“The housing voucher is just one more income stream that helps someone qualify for a loan,” Todman says. “Our participants are also eligible to access first-time buyer financing programs.”

The voucher can be paid directly to the lender or to the family, depending on the rules of each housing authority.

“From our point of view, we treat every credit applicant the same as long as they can meet the loan guidelines,” says Thomas Woodward, branch manager of Paramount Residential Mortgage Group in Manassas, who worked with Jackson for her mortgage financing. “Borrowers have to meet our minimum credit standards, have sufficient income to repay the loan and have a debt-to-income ratio that meets our guidelines.”

Woodward says that Federal Housing Administration loans are often the best option for borrowers with limited cash for a down payment, because all of the funds for the down payment can come from a gift or government program as long as the borrowers have a credit score of 580 or above.

“We find that people who have participated in a homeownership education program are very easy to work with because they have already worked on their credit and understand the loan process,” says Woodward.

Challenges of ownership

Buyers with a housing voucher face similar challenges as other first-time buyers such as saving for a down payment, but the biggest challenge can be finding a home that meets their budget.

“It’s a reality check for buyers to match what they think they can afford with what they can actually find in their price range,” Brown says.

The lack of affordable housing is a problem throughout the Washington region, so one priority of the DCHA, Todman says, is to work with development partners to create more moderately priced homes.

“For instance, one redevelopment site in Ward 7, called MetroTowns at Parkside, turned a 42-unit public housing development into 42 new public housing units and 82 new homes for buyers,” says Todman. “Twelve families who participated in our programs, including De Leon, bought homes in that development last year.”

In Fairfax County, it can also be hard to find an affordable home, so many participants there try to buy one provided via the county’s inclusionary zoning policy.

“While we have seen an increase in the number of lenders interested in assisting purchasers of affordable dwelling units, some lenders aren’t willing to approve a loan for an affordable dwelling unit because of the restrictive covenants on the property,” Erhard says. “The county wants the option to sell it to another family in that case, which means the lender doesn’t have as much control in the event of a foreclosure.”
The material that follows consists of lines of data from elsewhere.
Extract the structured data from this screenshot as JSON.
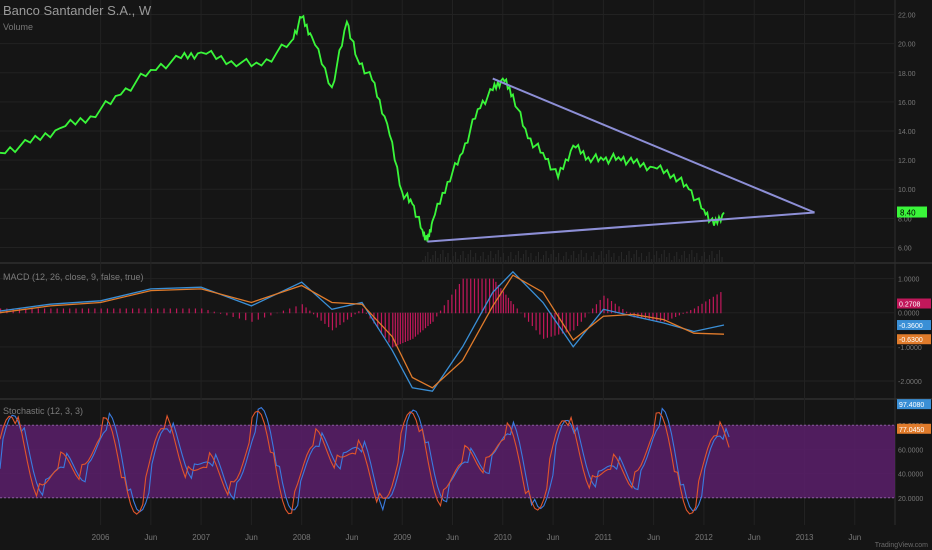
{
  "header": {
    "title": "Banco Santander S.A., W",
    "volume_label": "Volume"
  },
  "macd_label": "MACD (12, 26, close, 9, false, true)",
  "stoch_label": "Stochastic (12, 3, 3)",
  "footer": "TradingView.com",
  "colors": {
    "price": "#3af63a",
    "trendline": "#8d8fd6",
    "macd": "#3a8fd6",
    "signal": "#e07b2b",
    "hist": "#c2185b",
    "k": "#3a7be0",
    "d": "#e0552b",
    "band": "#5a1f6b"
  },
  "chart_data": [
    {
      "type": "line",
      "title": "Banco Santander S.A., W",
      "y_ticks": [
        "22.00",
        "20.00",
        "18.00",
        "16.00",
        "14.00",
        "12.00",
        "10.00",
        "8.00",
        "6.00"
      ],
      "ylim": [
        5,
        23
      ],
      "x_labels": [
        "2006",
        "Jun",
        "2007",
        "Jun",
        "2008",
        "Jun",
        "2009",
        "Jun",
        "2010",
        "Jun",
        "2011",
        "Jun",
        "2012",
        "Jun",
        "2013",
        "Jun"
      ],
      "series": [
        {
          "x": [
            2005.0,
            2005.3,
            2005.6,
            2005.9,
            2006.2,
            2006.5,
            2006.8,
            2007.0,
            2007.3,
            2007.6,
            2007.9,
            2008.0,
            2008.1,
            2008.3,
            2008.45,
            2008.55,
            2008.7,
            2008.85,
            2009.0,
            2009.1,
            2009.2,
            2009.25,
            2009.3,
            2009.45,
            2009.6,
            2009.75,
            2009.9,
            2010.0,
            2010.1,
            2010.25,
            2010.4,
            2010.55,
            2010.7,
            2010.85,
            2011.0,
            2011.15,
            2011.3,
            2011.5,
            2011.7,
            2011.85,
            2012.0,
            2012.1,
            2012.2
          ],
          "values": [
            12.5,
            13.2,
            14.2,
            15.0,
            16.5,
            18.2,
            19.0,
            19.4,
            18.8,
            18.5,
            20.2,
            21.8,
            20.5,
            17.0,
            21.5,
            19.0,
            17.5,
            14.5,
            9.8,
            9.0,
            7.2,
            6.4,
            7.8,
            10.5,
            12.5,
            15.5,
            16.8,
            17.6,
            16.5,
            13.5,
            12.5,
            10.8,
            13.0,
            12.2,
            12.0,
            12.2,
            11.8,
            11.5,
            11.0,
            10.0,
            8.6,
            7.5,
            8.4
          ]
        }
      ]
    },
    {
      "type": "line",
      "title": "MACD (12, 26, close, 9, false, true)",
      "y_ticks": [
        "1.0000",
        "0.0000",
        "-1.0000",
        "-2.0000"
      ],
      "ylim": [
        -2.5,
        1.4
      ],
      "last_values": [
        "0.2708",
        "-0.3600",
        "-0.6300"
      ],
      "series": [
        {
          "x": [
            2005.0,
            2005.5,
            2006.0,
            2006.5,
            2007.0,
            2007.5,
            2008.0,
            2008.3,
            2008.6,
            2008.9,
            2009.1,
            2009.3,
            2009.6,
            2009.9,
            2010.1,
            2010.4,
            2010.7,
            2011.0,
            2011.3,
            2011.6,
            2011.9,
            2012.2
          ],
          "values": [
            0.05,
            0.25,
            0.35,
            0.7,
            0.75,
            0.2,
            0.9,
            0.1,
            0.3,
            -1.1,
            -2.2,
            -2.3,
            -1.0,
            0.6,
            1.2,
            0.3,
            -1.0,
            0.1,
            -0.1,
            -0.3,
            -0.55,
            -0.36
          ]
        },
        {
          "x": [
            2005.0,
            2005.5,
            2006.0,
            2006.5,
            2007.0,
            2007.5,
            2008.0,
            2008.3,
            2008.6,
            2008.9,
            2009.1,
            2009.3,
            2009.6,
            2009.9,
            2010.1,
            2010.4,
            2010.7,
            2011.0,
            2011.3,
            2011.6,
            2011.9,
            2012.2
          ],
          "values": [
            0.0,
            0.2,
            0.3,
            0.65,
            0.7,
            0.3,
            0.8,
            0.3,
            0.25,
            -0.7,
            -1.9,
            -2.2,
            -1.4,
            0.2,
            1.1,
            0.6,
            -0.8,
            -0.1,
            -0.05,
            -0.2,
            -0.6,
            -0.63
          ]
        }
      ]
    },
    {
      "type": "line",
      "title": "Stochastic (12, 3, 3)",
      "y_ticks": [
        "80.0000",
        "60.0000",
        "40.0000",
        "20.0000"
      ],
      "ylim": [
        0,
        100
      ],
      "last_values": [
        "97.4080",
        "77.0450"
      ],
      "band": [
        20,
        80
      ]
    }
  ]
}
Erhard talks to local lenders about the Homeownership Voucher Program so they understand the value of the voucher and the financial education of participants.

“The ultimate goal is for families to no longer need a subsidy at all,” Erhard says. “Our hope is to have every family get the benefit of staying in the same home for the long-term to become part of the community and to have their children attend the same school.”